What is expected:
Could you please reproduce all the records below exactly, leaving out the images?

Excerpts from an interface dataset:
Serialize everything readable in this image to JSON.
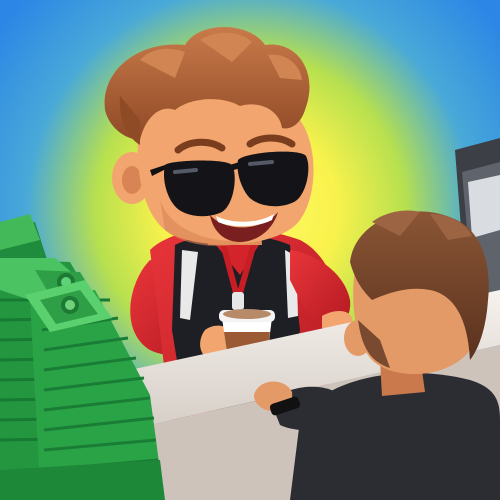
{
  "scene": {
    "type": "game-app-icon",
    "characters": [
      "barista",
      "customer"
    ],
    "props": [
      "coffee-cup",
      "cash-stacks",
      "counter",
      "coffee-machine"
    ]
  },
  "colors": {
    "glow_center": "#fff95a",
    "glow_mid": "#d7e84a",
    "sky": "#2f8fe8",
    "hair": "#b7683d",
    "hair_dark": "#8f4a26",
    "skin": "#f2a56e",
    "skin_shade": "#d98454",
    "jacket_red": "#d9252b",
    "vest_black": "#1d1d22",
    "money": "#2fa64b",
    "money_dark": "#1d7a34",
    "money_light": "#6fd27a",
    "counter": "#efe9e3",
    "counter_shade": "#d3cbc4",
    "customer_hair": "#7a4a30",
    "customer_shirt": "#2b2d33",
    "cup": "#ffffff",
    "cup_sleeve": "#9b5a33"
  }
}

Problem solution:
Serialize everything readable in this image to JSON.
{
  "scene": {
    "type": "game-app-icon",
    "characters": [
      "barista",
      "customer"
    ],
    "props": [
      "coffee-cup",
      "cash-stacks",
      "counter",
      "coffee-machine"
    ]
  },
  "colors": {
    "glow_center": "#fff95a",
    "glow_mid": "#d7e84a",
    "sky": "#2f8fe8",
    "hair": "#b7683d",
    "hair_dark": "#8f4a26",
    "skin": "#f2a56e",
    "skin_shade": "#d98454",
    "jacket_red": "#d9252b",
    "vest_black": "#1d1d22",
    "money": "#2fa64b",
    "money_dark": "#1d7a34",
    "money_light": "#6fd27a",
    "counter": "#efe9e3",
    "counter_shade": "#d3cbc4",
    "customer_hair": "#7a4a30",
    "customer_shirt": "#2b2d33",
    "cup": "#ffffff",
    "cup_sleeve": "#9b5a33"
  }
}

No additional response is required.